What is needed:
In your copy, reproduce the entries exactly as they are, minus the images.

Data in this exercise:

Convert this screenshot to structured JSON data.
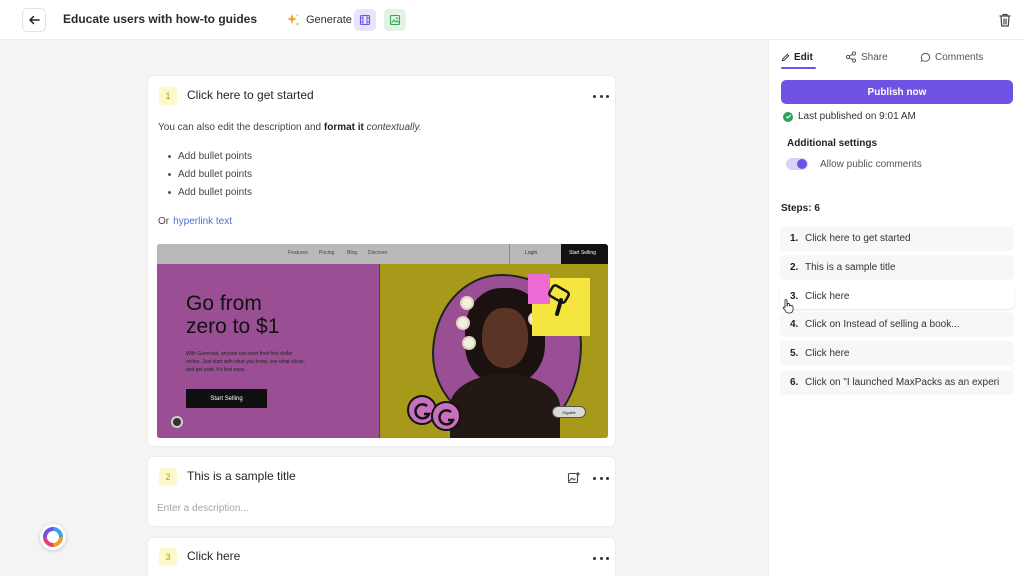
{
  "header": {
    "title": "Educate users with how-to guides",
    "generate_label": "Generate"
  },
  "steps_content": [
    {
      "number": "1",
      "title": "Click here to get started",
      "description_prefix": "You can also edit the description and",
      "description_bold": "format it",
      "description_italic": "contextually.",
      "bullets": [
        "Add bullet points",
        "Add bullet points",
        "Add bullet points"
      ],
      "or_text": "Or",
      "link_text": "hyperlink text",
      "screenshot": {
        "nav_items": [
          "Features",
          "Pricing",
          "Blog",
          "Discover"
        ],
        "login": "Login",
        "start_selling_nav": "Start Selling",
        "headline_line1": "Go from",
        "headline_line2": "zero to $1",
        "body_lines": [
          "With Gumroad, anyone can earn their first dollar",
          "online. Just start with what you know, see what sticks,",
          "and get paid. It's that easy."
        ],
        "cta": "Start Selling",
        "badge": "Gigalife"
      }
    },
    {
      "number": "2",
      "title": "This is a sample title",
      "placeholder": "Enter a description..."
    },
    {
      "number": "3",
      "title": "Click here"
    }
  ],
  "panel": {
    "tabs": [
      "Edit",
      "Share",
      "Comments"
    ],
    "publish_label": "Publish now",
    "last_published": "Last published on 9:01 AM",
    "settings_title": "Additional settings",
    "allow_comments_label": "Allow public comments",
    "allow_comments_enabled": true,
    "steps_label": "Steps: 6",
    "steps": [
      {
        "num": "1.",
        "label": "Click here to get started"
      },
      {
        "num": "2.",
        "label": "This is a sample title"
      },
      {
        "num": "3.",
        "label": "Click here"
      },
      {
        "num": "4.",
        "label": "Click on Instead of selling a book..."
      },
      {
        "num": "5.",
        "label": "Click here"
      },
      {
        "num": "6.",
        "label": "Click on \"I launched MaxPacks as an experi"
      }
    ]
  },
  "colors": {
    "accent": "#6f52e3",
    "success": "#2fa05a",
    "step_badge_bg": "#fdf8cc",
    "link": "#4d6fd6"
  },
  "icons": [
    "back-arrow-icon",
    "sparkle-icon",
    "video-icon",
    "image-icon",
    "trash-icon",
    "pencil-icon",
    "share-icon",
    "comment-icon",
    "check-circle-icon",
    "more-icon",
    "add-image-icon",
    "app-logo-icon",
    "hand-cursor-icon"
  ]
}
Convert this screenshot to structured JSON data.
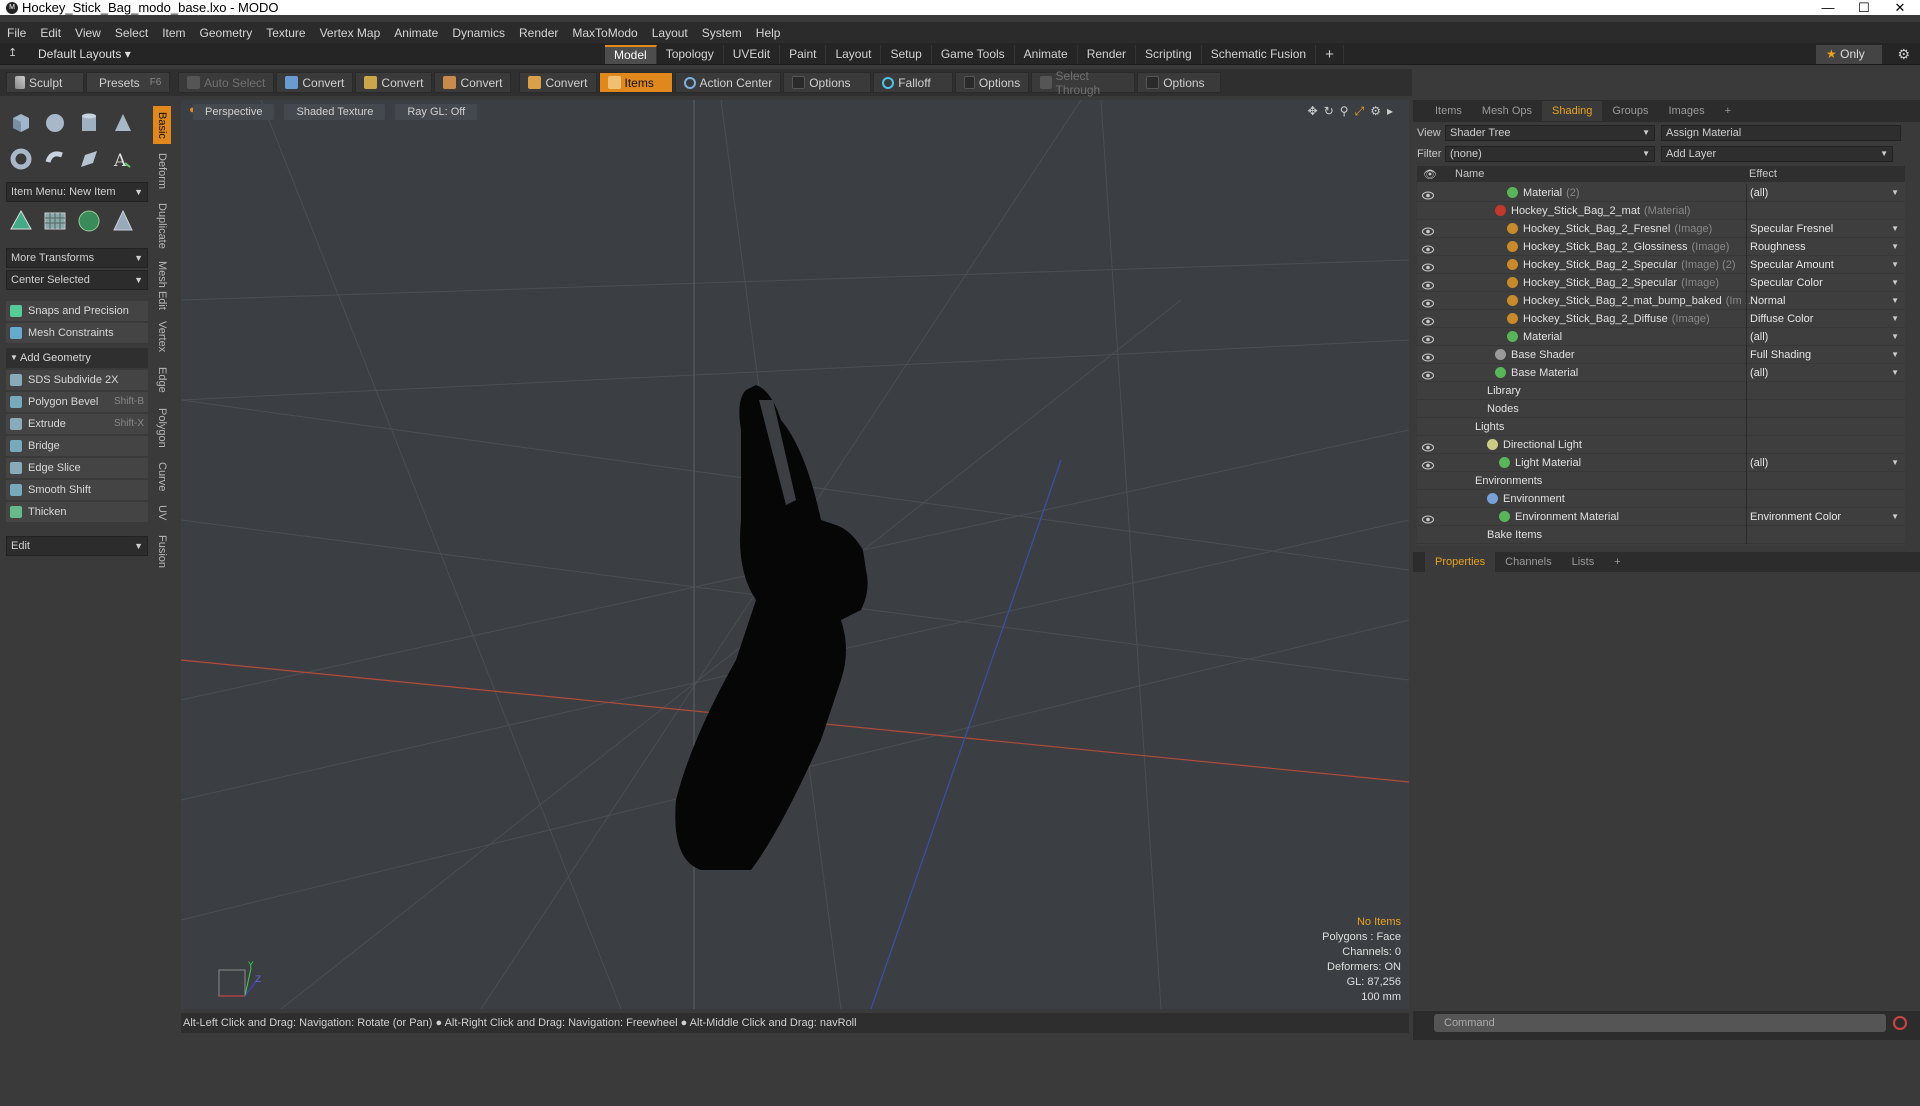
{
  "window": {
    "title": "Hockey_Stick_Bag_modo_base.lxo - MODO"
  },
  "menu": [
    "File",
    "Edit",
    "View",
    "Select",
    "Item",
    "Geometry",
    "Texture",
    "Vertex Map",
    "Animate",
    "Dynamics",
    "Render",
    "MaxToModo",
    "Layout",
    "System",
    "Help"
  ],
  "layoutbar": {
    "layout_selector": "Default Layouts",
    "tabs": [
      "Model",
      "Topology",
      "UVEdit",
      "Paint",
      "Layout",
      "Setup",
      "Game Tools",
      "Animate",
      "Render",
      "Scripting",
      "Schematic Fusion"
    ],
    "active_tab": "Model",
    "only_label": "Only"
  },
  "toolbar": {
    "sculpt": "Sculpt",
    "presets": "Presets",
    "presets_key": "F6",
    "auto_select": "Auto Select",
    "convert": "Convert",
    "items": "Items",
    "action_center": "Action Center",
    "options": "Options",
    "falloff": "Falloff",
    "select_through": "Select Through"
  },
  "left": {
    "item_menu": "Item Menu: New Item",
    "more_transforms": "More Transforms",
    "center_selected": "Center Selected",
    "snaps": "Snaps and Precision",
    "mesh_constraints": "Mesh Constraints",
    "add_geometry": "Add Geometry",
    "tools": [
      {
        "label": "SDS Subdivide 2X",
        "shortcut": ""
      },
      {
        "label": "Polygon Bevel",
        "shortcut": "Shift-B"
      },
      {
        "label": "Extrude",
        "shortcut": "Shift-X"
      },
      {
        "label": "Bridge",
        "shortcut": ""
      },
      {
        "label": "Edge Slice",
        "shortcut": ""
      },
      {
        "label": "Smooth Shift",
        "shortcut": ""
      },
      {
        "label": "Thicken",
        "shortcut": ""
      }
    ],
    "edit": "Edit",
    "vtabs": [
      "Basic",
      "Deform",
      "Duplicate",
      "Mesh Edit",
      "Vertex",
      "Edge",
      "Polygon",
      "Curve",
      "UV",
      "Fusion"
    ]
  },
  "viewport": {
    "perspective": "Perspective",
    "shading": "Shaded Texture",
    "raygl": "Ray GL: Off",
    "info": {
      "no_items": "No Items",
      "polygons": "Polygons : Face",
      "channels": "Channels: 0",
      "deformers": "Deformers: ON",
      "gl": "GL: 87,256",
      "scale": "100 mm"
    }
  },
  "status": "Alt-Left Click and Drag: Navigation: Rotate (or Pan) ●  Alt-Right Click and Drag: Navigation: Freewheel ●  Alt-Middle Click and Drag: navRoll",
  "right": {
    "tabs": [
      "Items",
      "Mesh Ops",
      "Shading",
      "Groups",
      "Images"
    ],
    "active_tab": "Shading",
    "view_label": "View",
    "view_value": "Shader Tree",
    "assign_material": "Assign Material",
    "filter_label": "Filter",
    "filter_value": "(none)",
    "add_layer": "Add Layer",
    "col_name": "Name",
    "col_effect": "Effect",
    "rows": [
      {
        "name": "Material",
        "sub": "(2)",
        "effect": "(all)"
      },
      {
        "name": "Hockey_Stick_Bag_2_mat",
        "sub": "(Material)",
        "effect": ""
      },
      {
        "name": "Hockey_Stick_Bag_2_Fresnel",
        "sub": "(Image)",
        "effect": "Specular Fresnel"
      },
      {
        "name": "Hockey_Stick_Bag_2_Glossiness",
        "sub": "(Image)",
        "effect": "Roughness"
      },
      {
        "name": "Hockey_Stick_Bag_2_Specular",
        "sub": "(Image) (2)",
        "effect": "Specular Amount"
      },
      {
        "name": "Hockey_Stick_Bag_2_Specular",
        "sub": "(Image)",
        "effect": "Specular Color"
      },
      {
        "name": "Hockey_Stick_Bag_2_mat_bump_baked",
        "sub": "(Im ...",
        "effect": "Normal"
      },
      {
        "name": "Hockey_Stick_Bag_2_Diffuse",
        "sub": "(Image)",
        "effect": "Diffuse Color"
      },
      {
        "name": "Material",
        "sub": "",
        "effect": "(all)"
      },
      {
        "name": "Base Shader",
        "sub": "",
        "effect": "Full Shading"
      },
      {
        "name": "Base Material",
        "sub": "",
        "effect": "(all)"
      },
      {
        "name": "Library",
        "sub": "",
        "effect": ""
      },
      {
        "name": "Nodes",
        "sub": "",
        "effect": ""
      },
      {
        "name": "Lights",
        "sub": "",
        "effect": ""
      },
      {
        "name": "Directional Light",
        "sub": "",
        "effect": ""
      },
      {
        "name": "Light Material",
        "sub": "",
        "effect": "(all)"
      },
      {
        "name": "Environments",
        "sub": "",
        "effect": ""
      },
      {
        "name": "Environment",
        "sub": "",
        "effect": ""
      },
      {
        "name": "Environment Material",
        "sub": "",
        "effect": "Environment Color"
      },
      {
        "name": "Bake Items",
        "sub": "",
        "effect": ""
      }
    ],
    "ptabs": [
      "Properties",
      "Channels",
      "Lists"
    ],
    "active_ptab": "Properties",
    "command_placeholder": "Command"
  },
  "colors": {
    "accent": "#e0881c",
    "viewport_bg": "#3b3f44"
  }
}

Response to the exercise:
Convert this screenshot to structured JSON data.
{
  "header": {
    "title": "Educate users with how-to guides",
    "generate_label": "Generate"
  },
  "steps_content": [
    {
      "number": "1",
      "title": "Click here to get started",
      "description_prefix": "You can also edit the description and",
      "description_bold": "format it",
      "description_italic": "contextually.",
      "bullets": [
        "Add bullet points",
        "Add bullet points",
        "Add bullet points"
      ],
      "or_text": "Or",
      "link_text": "hyperlink text",
      "screenshot": {
        "nav_items": [
          "Features",
          "Pricing",
          "Blog",
          "Discover"
        ],
        "login": "Login",
        "start_selling_nav": "Start Selling",
        "headline_line1": "Go from",
        "headline_line2": "zero to $1",
        "body_lines": [
          "With Gumroad, anyone can earn their first dollar",
          "online. Just start with what you know, see what sticks,",
          "and get paid. It's that easy."
        ],
        "cta": "Start Selling",
        "badge": "Gigalife"
      }
    },
    {
      "number": "2",
      "title": "This is a sample title",
      "placeholder": "Enter a description..."
    },
    {
      "number": "3",
      "title": "Click here"
    }
  ],
  "panel": {
    "tabs": [
      "Edit",
      "Share",
      "Comments"
    ],
    "publish_label": "Publish now",
    "last_published": "Last published on 9:01 AM",
    "settings_title": "Additional settings",
    "allow_comments_label": "Allow public comments",
    "allow_comments_enabled": true,
    "steps_label": "Steps: 6",
    "steps": [
      {
        "num": "1.",
        "label": "Click here to get started"
      },
      {
        "num": "2.",
        "label": "This is a sample title"
      },
      {
        "num": "3.",
        "label": "Click here"
      },
      {
        "num": "4.",
        "label": "Click on Instead of selling a book..."
      },
      {
        "num": "5.",
        "label": "Click here"
      },
      {
        "num": "6.",
        "label": "Click on \"I launched MaxPacks as an experi"
      }
    ]
  },
  "colors": {
    "accent": "#6f52e3",
    "success": "#2fa05a",
    "step_badge_bg": "#fdf8cc",
    "link": "#4d6fd6"
  },
  "icons": [
    "back-arrow-icon",
    "sparkle-icon",
    "video-icon",
    "image-icon",
    "trash-icon",
    "pencil-icon",
    "share-icon",
    "comment-icon",
    "check-circle-icon",
    "more-icon",
    "add-image-icon",
    "app-logo-icon",
    "hand-cursor-icon"
  ]
}
Convert this screenshot to structured JSON data.
{
  "window": {
    "title": "Hockey_Stick_Bag_modo_base.lxo - MODO"
  },
  "menu": [
    "File",
    "Edit",
    "View",
    "Select",
    "Item",
    "Geometry",
    "Texture",
    "Vertex Map",
    "Animate",
    "Dynamics",
    "Render",
    "MaxToModo",
    "Layout",
    "System",
    "Help"
  ],
  "layoutbar": {
    "layout_selector": "Default Layouts",
    "tabs": [
      "Model",
      "Topology",
      "UVEdit",
      "Paint",
      "Layout",
      "Setup",
      "Game Tools",
      "Animate",
      "Render",
      "Scripting",
      "Schematic Fusion"
    ],
    "active_tab": "Model",
    "only_label": "Only"
  },
  "toolbar": {
    "sculpt": "Sculpt",
    "presets": "Presets",
    "presets_key": "F6",
    "auto_select": "Auto Select",
    "convert": "Convert",
    "items": "Items",
    "action_center": "Action Center",
    "options": "Options",
    "falloff": "Falloff",
    "select_through": "Select Through"
  },
  "left": {
    "item_menu": "Item Menu: New Item",
    "more_transforms": "More Transforms",
    "center_selected": "Center Selected",
    "snaps": "Snaps and Precision",
    "mesh_constraints": "Mesh Constraints",
    "add_geometry": "Add Geometry",
    "tools": [
      {
        "label": "SDS Subdivide 2X",
        "shortcut": ""
      },
      {
        "label": "Polygon Bevel",
        "shortcut": "Shift-B"
      },
      {
        "label": "Extrude",
        "shortcut": "Shift-X"
      },
      {
        "label": "Bridge",
        "shortcut": ""
      },
      {
        "label": "Edge Slice",
        "shortcut": ""
      },
      {
        "label": "Smooth Shift",
        "shortcut": ""
      },
      {
        "label": "Thicken",
        "shortcut": ""
      }
    ],
    "edit": "Edit",
    "vtabs": [
      "Basic",
      "Deform",
      "Duplicate",
      "Mesh Edit",
      "Vertex",
      "Edge",
      "Polygon",
      "Curve",
      "UV",
      "Fusion"
    ]
  },
  "viewport": {
    "perspective": "Perspective",
    "shading": "Shaded Texture",
    "raygl": "Ray GL: Off",
    "info": {
      "no_items": "No Items",
      "polygons": "Polygons : Face",
      "channels": "Channels: 0",
      "deformers": "Deformers: ON",
      "gl": "GL: 87,256",
      "scale": "100 mm"
    }
  },
  "status": "Alt-Left Click and Drag: Navigation: Rotate (or Pan) ●  Alt-Right Click and Drag: Navigation: Freewheel ●  Alt-Middle Click and Drag: navRoll",
  "right": {
    "tabs": [
      "Items",
      "Mesh Ops",
      "Shading",
      "Groups",
      "Images"
    ],
    "active_tab": "Shading",
    "view_label": "View",
    "view_value": "Shader Tree",
    "assign_material": "Assign Material",
    "filter_label": "Filter",
    "filter_value": "(none)",
    "add_layer": "Add Layer",
    "col_name": "Name",
    "col_effect": "Effect",
    "rows": [
      {
        "name": "Material",
        "sub": "(2)",
        "effect": "(all)"
      },
      {
        "name": "Hockey_Stick_Bag_2_mat",
        "sub": "(Material)",
        "effect": ""
      },
      {
        "name": "Hockey_Stick_Bag_2_Fresnel",
        "sub": "(Image)",
        "effect": "Specular Fresnel"
      },
      {
        "name": "Hockey_Stick_Bag_2_Glossiness",
        "sub": "(Image)",
        "effect": "Roughness"
      },
      {
        "name": "Hockey_Stick_Bag_2_Specular",
        "sub": "(Image) (2)",
        "effect": "Specular Amount"
      },
      {
        "name": "Hockey_Stick_Bag_2_Specular",
        "sub": "(Image)",
        "effect": "Specular Color"
      },
      {
        "name": "Hockey_Stick_Bag_2_mat_bump_baked",
        "sub": "(Im ...",
        "effect": "Normal"
      },
      {
        "name": "Hockey_Stick_Bag_2_Diffuse",
        "sub": "(Image)",
        "effect": "Diffuse Color"
      },
      {
        "name": "Material",
        "sub": "",
        "effect": "(all)"
      },
      {
        "name": "Base Shader",
        "sub": "",
        "effect": "Full Shading"
      },
      {
        "name": "Base Material",
        "sub": "",
        "effect": "(all)"
      },
      {
        "name": "Library",
        "sub": "",
        "effect": ""
      },
      {
        "name": "Nodes",
        "sub": "",
        "effect": ""
      },
      {
        "name": "Lights",
        "sub": "",
        "effect": ""
      },
      {
        "name": "Directional Light",
        "sub": "",
        "effect": ""
      },
      {
        "name": "Light Material",
        "sub": "",
        "effect": "(all)"
      },
      {
        "name": "Environments",
        "sub": "",
        "effect": ""
      },
      {
        "name": "Environment",
        "sub": "",
        "effect": ""
      },
      {
        "name": "Environment Material",
        "sub": "",
        "effect": "Environment Color"
      },
      {
        "name": "Bake Items",
        "sub": "",
        "effect": ""
      }
    ],
    "ptabs": [
      "Properties",
      "Channels",
      "Lists"
    ],
    "active_ptab": "Properties",
    "command_placeholder": "Command"
  },
  "colors": {
    "accent": "#e0881c",
    "viewport_bg": "#3b3f44"
  }
}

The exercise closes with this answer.